───── RAW DATA ─────
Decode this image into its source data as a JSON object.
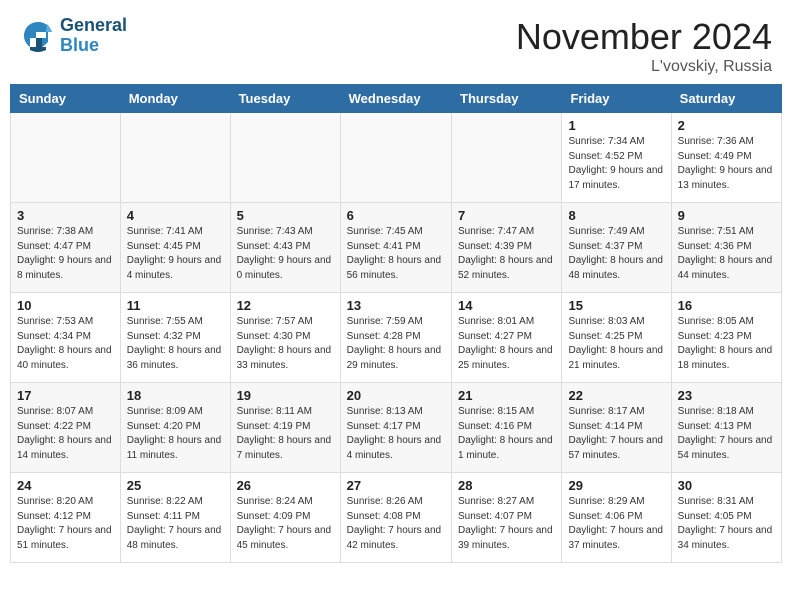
{
  "header": {
    "logo_line1": "General",
    "logo_line2": "Blue",
    "month": "November 2024",
    "location": "L'vovskiy, Russia"
  },
  "days_of_week": [
    "Sunday",
    "Monday",
    "Tuesday",
    "Wednesday",
    "Thursday",
    "Friday",
    "Saturday"
  ],
  "weeks": [
    [
      {
        "day": "",
        "info": ""
      },
      {
        "day": "",
        "info": ""
      },
      {
        "day": "",
        "info": ""
      },
      {
        "day": "",
        "info": ""
      },
      {
        "day": "",
        "info": ""
      },
      {
        "day": "1",
        "info": "Sunrise: 7:34 AM\nSunset: 4:52 PM\nDaylight: 9 hours and 17 minutes."
      },
      {
        "day": "2",
        "info": "Sunrise: 7:36 AM\nSunset: 4:49 PM\nDaylight: 9 hours and 13 minutes."
      }
    ],
    [
      {
        "day": "3",
        "info": "Sunrise: 7:38 AM\nSunset: 4:47 PM\nDaylight: 9 hours and 8 minutes."
      },
      {
        "day": "4",
        "info": "Sunrise: 7:41 AM\nSunset: 4:45 PM\nDaylight: 9 hours and 4 minutes."
      },
      {
        "day": "5",
        "info": "Sunrise: 7:43 AM\nSunset: 4:43 PM\nDaylight: 9 hours and 0 minutes."
      },
      {
        "day": "6",
        "info": "Sunrise: 7:45 AM\nSunset: 4:41 PM\nDaylight: 8 hours and 56 minutes."
      },
      {
        "day": "7",
        "info": "Sunrise: 7:47 AM\nSunset: 4:39 PM\nDaylight: 8 hours and 52 minutes."
      },
      {
        "day": "8",
        "info": "Sunrise: 7:49 AM\nSunset: 4:37 PM\nDaylight: 8 hours and 48 minutes."
      },
      {
        "day": "9",
        "info": "Sunrise: 7:51 AM\nSunset: 4:36 PM\nDaylight: 8 hours and 44 minutes."
      }
    ],
    [
      {
        "day": "10",
        "info": "Sunrise: 7:53 AM\nSunset: 4:34 PM\nDaylight: 8 hours and 40 minutes."
      },
      {
        "day": "11",
        "info": "Sunrise: 7:55 AM\nSunset: 4:32 PM\nDaylight: 8 hours and 36 minutes."
      },
      {
        "day": "12",
        "info": "Sunrise: 7:57 AM\nSunset: 4:30 PM\nDaylight: 8 hours and 33 minutes."
      },
      {
        "day": "13",
        "info": "Sunrise: 7:59 AM\nSunset: 4:28 PM\nDaylight: 8 hours and 29 minutes."
      },
      {
        "day": "14",
        "info": "Sunrise: 8:01 AM\nSunset: 4:27 PM\nDaylight: 8 hours and 25 minutes."
      },
      {
        "day": "15",
        "info": "Sunrise: 8:03 AM\nSunset: 4:25 PM\nDaylight: 8 hours and 21 minutes."
      },
      {
        "day": "16",
        "info": "Sunrise: 8:05 AM\nSunset: 4:23 PM\nDaylight: 8 hours and 18 minutes."
      }
    ],
    [
      {
        "day": "17",
        "info": "Sunrise: 8:07 AM\nSunset: 4:22 PM\nDaylight: 8 hours and 14 minutes."
      },
      {
        "day": "18",
        "info": "Sunrise: 8:09 AM\nSunset: 4:20 PM\nDaylight: 8 hours and 11 minutes."
      },
      {
        "day": "19",
        "info": "Sunrise: 8:11 AM\nSunset: 4:19 PM\nDaylight: 8 hours and 7 minutes."
      },
      {
        "day": "20",
        "info": "Sunrise: 8:13 AM\nSunset: 4:17 PM\nDaylight: 8 hours and 4 minutes."
      },
      {
        "day": "21",
        "info": "Sunrise: 8:15 AM\nSunset: 4:16 PM\nDaylight: 8 hours and 1 minute."
      },
      {
        "day": "22",
        "info": "Sunrise: 8:17 AM\nSunset: 4:14 PM\nDaylight: 7 hours and 57 minutes."
      },
      {
        "day": "23",
        "info": "Sunrise: 8:18 AM\nSunset: 4:13 PM\nDaylight: 7 hours and 54 minutes."
      }
    ],
    [
      {
        "day": "24",
        "info": "Sunrise: 8:20 AM\nSunset: 4:12 PM\nDaylight: 7 hours and 51 minutes."
      },
      {
        "day": "25",
        "info": "Sunrise: 8:22 AM\nSunset: 4:11 PM\nDaylight: 7 hours and 48 minutes."
      },
      {
        "day": "26",
        "info": "Sunrise: 8:24 AM\nSunset: 4:09 PM\nDaylight: 7 hours and 45 minutes."
      },
      {
        "day": "27",
        "info": "Sunrise: 8:26 AM\nSunset: 4:08 PM\nDaylight: 7 hours and 42 minutes."
      },
      {
        "day": "28",
        "info": "Sunrise: 8:27 AM\nSunset: 4:07 PM\nDaylight: 7 hours and 39 minutes."
      },
      {
        "day": "29",
        "info": "Sunrise: 8:29 AM\nSunset: 4:06 PM\nDaylight: 7 hours and 37 minutes."
      },
      {
        "day": "30",
        "info": "Sunrise: 8:31 AM\nSunset: 4:05 PM\nDaylight: 7 hours and 34 minutes."
      }
    ]
  ]
}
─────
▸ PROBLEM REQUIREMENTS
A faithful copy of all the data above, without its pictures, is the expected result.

▸ ANSWER SPACE
Decode this image into its source data as a JSON object.
{
  "header": {
    "logo_line1": "General",
    "logo_line2": "Blue",
    "month": "November 2024",
    "location": "L'vovskiy, Russia"
  },
  "days_of_week": [
    "Sunday",
    "Monday",
    "Tuesday",
    "Wednesday",
    "Thursday",
    "Friday",
    "Saturday"
  ],
  "weeks": [
    [
      {
        "day": "",
        "info": ""
      },
      {
        "day": "",
        "info": ""
      },
      {
        "day": "",
        "info": ""
      },
      {
        "day": "",
        "info": ""
      },
      {
        "day": "",
        "info": ""
      },
      {
        "day": "1",
        "info": "Sunrise: 7:34 AM\nSunset: 4:52 PM\nDaylight: 9 hours and 17 minutes."
      },
      {
        "day": "2",
        "info": "Sunrise: 7:36 AM\nSunset: 4:49 PM\nDaylight: 9 hours and 13 minutes."
      }
    ],
    [
      {
        "day": "3",
        "info": "Sunrise: 7:38 AM\nSunset: 4:47 PM\nDaylight: 9 hours and 8 minutes."
      },
      {
        "day": "4",
        "info": "Sunrise: 7:41 AM\nSunset: 4:45 PM\nDaylight: 9 hours and 4 minutes."
      },
      {
        "day": "5",
        "info": "Sunrise: 7:43 AM\nSunset: 4:43 PM\nDaylight: 9 hours and 0 minutes."
      },
      {
        "day": "6",
        "info": "Sunrise: 7:45 AM\nSunset: 4:41 PM\nDaylight: 8 hours and 56 minutes."
      },
      {
        "day": "7",
        "info": "Sunrise: 7:47 AM\nSunset: 4:39 PM\nDaylight: 8 hours and 52 minutes."
      },
      {
        "day": "8",
        "info": "Sunrise: 7:49 AM\nSunset: 4:37 PM\nDaylight: 8 hours and 48 minutes."
      },
      {
        "day": "9",
        "info": "Sunrise: 7:51 AM\nSunset: 4:36 PM\nDaylight: 8 hours and 44 minutes."
      }
    ],
    [
      {
        "day": "10",
        "info": "Sunrise: 7:53 AM\nSunset: 4:34 PM\nDaylight: 8 hours and 40 minutes."
      },
      {
        "day": "11",
        "info": "Sunrise: 7:55 AM\nSunset: 4:32 PM\nDaylight: 8 hours and 36 minutes."
      },
      {
        "day": "12",
        "info": "Sunrise: 7:57 AM\nSunset: 4:30 PM\nDaylight: 8 hours and 33 minutes."
      },
      {
        "day": "13",
        "info": "Sunrise: 7:59 AM\nSunset: 4:28 PM\nDaylight: 8 hours and 29 minutes."
      },
      {
        "day": "14",
        "info": "Sunrise: 8:01 AM\nSunset: 4:27 PM\nDaylight: 8 hours and 25 minutes."
      },
      {
        "day": "15",
        "info": "Sunrise: 8:03 AM\nSunset: 4:25 PM\nDaylight: 8 hours and 21 minutes."
      },
      {
        "day": "16",
        "info": "Sunrise: 8:05 AM\nSunset: 4:23 PM\nDaylight: 8 hours and 18 minutes."
      }
    ],
    [
      {
        "day": "17",
        "info": "Sunrise: 8:07 AM\nSunset: 4:22 PM\nDaylight: 8 hours and 14 minutes."
      },
      {
        "day": "18",
        "info": "Sunrise: 8:09 AM\nSunset: 4:20 PM\nDaylight: 8 hours and 11 minutes."
      },
      {
        "day": "19",
        "info": "Sunrise: 8:11 AM\nSunset: 4:19 PM\nDaylight: 8 hours and 7 minutes."
      },
      {
        "day": "20",
        "info": "Sunrise: 8:13 AM\nSunset: 4:17 PM\nDaylight: 8 hours and 4 minutes."
      },
      {
        "day": "21",
        "info": "Sunrise: 8:15 AM\nSunset: 4:16 PM\nDaylight: 8 hours and 1 minute."
      },
      {
        "day": "22",
        "info": "Sunrise: 8:17 AM\nSunset: 4:14 PM\nDaylight: 7 hours and 57 minutes."
      },
      {
        "day": "23",
        "info": "Sunrise: 8:18 AM\nSunset: 4:13 PM\nDaylight: 7 hours and 54 minutes."
      }
    ],
    [
      {
        "day": "24",
        "info": "Sunrise: 8:20 AM\nSunset: 4:12 PM\nDaylight: 7 hours and 51 minutes."
      },
      {
        "day": "25",
        "info": "Sunrise: 8:22 AM\nSunset: 4:11 PM\nDaylight: 7 hours and 48 minutes."
      },
      {
        "day": "26",
        "info": "Sunrise: 8:24 AM\nSunset: 4:09 PM\nDaylight: 7 hours and 45 minutes."
      },
      {
        "day": "27",
        "info": "Sunrise: 8:26 AM\nSunset: 4:08 PM\nDaylight: 7 hours and 42 minutes."
      },
      {
        "day": "28",
        "info": "Sunrise: 8:27 AM\nSunset: 4:07 PM\nDaylight: 7 hours and 39 minutes."
      },
      {
        "day": "29",
        "info": "Sunrise: 8:29 AM\nSunset: 4:06 PM\nDaylight: 7 hours and 37 minutes."
      },
      {
        "day": "30",
        "info": "Sunrise: 8:31 AM\nSunset: 4:05 PM\nDaylight: 7 hours and 34 minutes."
      }
    ]
  ]
}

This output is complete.